Randy Deering applies leadership principles from his sailing experience to business, and other areas of every day life, in this easy to read book on leadership.  Sailing seems to take second seat in his fast moving cover of leadership: styles, dos and don’ts.  It’s a fairly comprehensive overview of leadership methods and styles, which feels like a fast-pasted ride through the history of one-liners.  He fills the pages with positive, simple, concise theories supported by quotes and data.  For instance in chapter 3 – Charting Your Course (knowing where you’re going…and why!) he starts with “someone has wisely quipped, ‘If you don’t know where your going, you’ll probably wind up some place else’” (489).  And, “There is no more powerful engine driving an organization toward excellence and long-rang success then an attractive, worthwhile, achievable vision for the future, widely shared - Burt Nanus” (495).  Then again after depositing some thoughtful insights before leaving the page he follows with an inscription chiseled in the walls of a Sussex church “A vision with out a task is just a dream, A task without a vision is drudgery, But a vision and a task is the hope of the world” (512).  Deering defiantly simplifies yet supports a life journey of leadership. 

Heidi and Lani four days off the East Coast.

Heidi and Lani four days off the East Coast.

The section on teamwork starts with a quote and dialogue from Henry Wadsworth Longfellow and then Henry Ford where Deering interjects a number of thoughtful comments.  “Henry Ford Said, ‘Don’t find fault, find a remedy.’ Problems either stop us or stretch us.  We can see obstacles or we can see objectives.  You can see solutions in every challenge or a problem in every situation” (669).  With in almost every theory or point he interjects some good homespun thought.  His thought is obviously based on years of experience and comes from an educated mind.  All aspects of leadership seem to be covered: team building, top down leadership, values, building trust and running a happy ship...  That’s his trick!  Just like I slipped in running a happy ship Deering twists his personal experiences of sailing and life into topics to frame all of these principles.  He even takes shots at what a leader needs personally, like “keeping in shape physically and mentally” (1640), stress management and seeking sanctuary.

Matthew 8:23 reads, “Then he got into the boat and his disciples followed him.”  Christ was more then a preacher, healer and savior.  From this short simple quote we learn he was a sailor and a leader too.  ‘A Sailor Looks at Leadership’ takes many of the same lessons Christ would know through the simple life of one who lived by the sea and helps put them into modern word.  Deering a theologian himself, with a Masters of Divinity and Doctor of Ministry, has a tendency to treat the connection of leadership and Christianity as assumed until he reaches the last section of the last chapter.  “Reputation is who people say you are, character is who you really are.  The famous preacher D. L. Moody said, ‘Character is what you are in the dark when nobody is looking’” (1882).  He then follows with a short dialog regarding character not charisma and finally wrapping up with his “not Rick Warren’s: Ten Commandments for Leadership” (1882).
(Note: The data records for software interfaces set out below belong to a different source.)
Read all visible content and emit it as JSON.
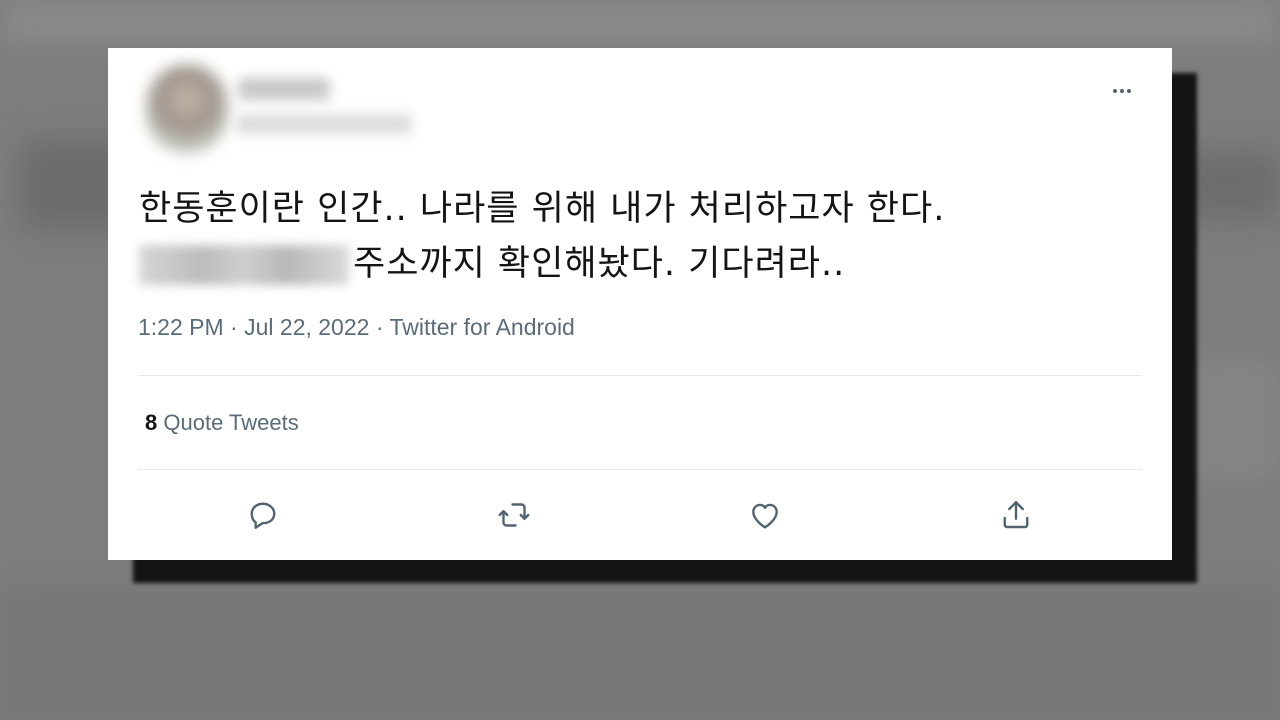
{
  "tweet": {
    "text_line1": "한동훈이란 인간.. 나라를 위해 내가 처리하고자 한다.",
    "text_line2": "주소까지 확인해놨다. 기다려라..",
    "time": "1:22 PM",
    "date": "Jul 22, 2022",
    "source": "Twitter for Android",
    "separator": "·"
  },
  "engagement": {
    "quote_count": "8",
    "quote_label": "Quote Tweets"
  },
  "actions": [
    {
      "icon": "reply-icon"
    },
    {
      "icon": "retweet-icon"
    },
    {
      "icon": "like-icon"
    },
    {
      "icon": "share-icon"
    }
  ],
  "colors": {
    "text": "#141414",
    "muted": "#5a6c79",
    "icon": "#536471",
    "card_bg": "#ffffff",
    "backdrop": "#7d7d7d"
  }
}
‘A Sailor Looks at Leadership’ can be viewed from two different approaches.  One would be that it’s a book for someone new to the theory of leadership.  It’s a book that gives a general overview in a non-threatening tone to introduce a reader to a very complex set of topics.  The second point of view is more my perspective.  It is a nice review of deeply studied theories given a lighter coating coupled with copious illustration and quotes that add to the foundation and understanding of these theories.  Seldom do you find a book in such a complex field not only making an attempt to simplify concepts but succeeding.  All this make it an ‘easy read’.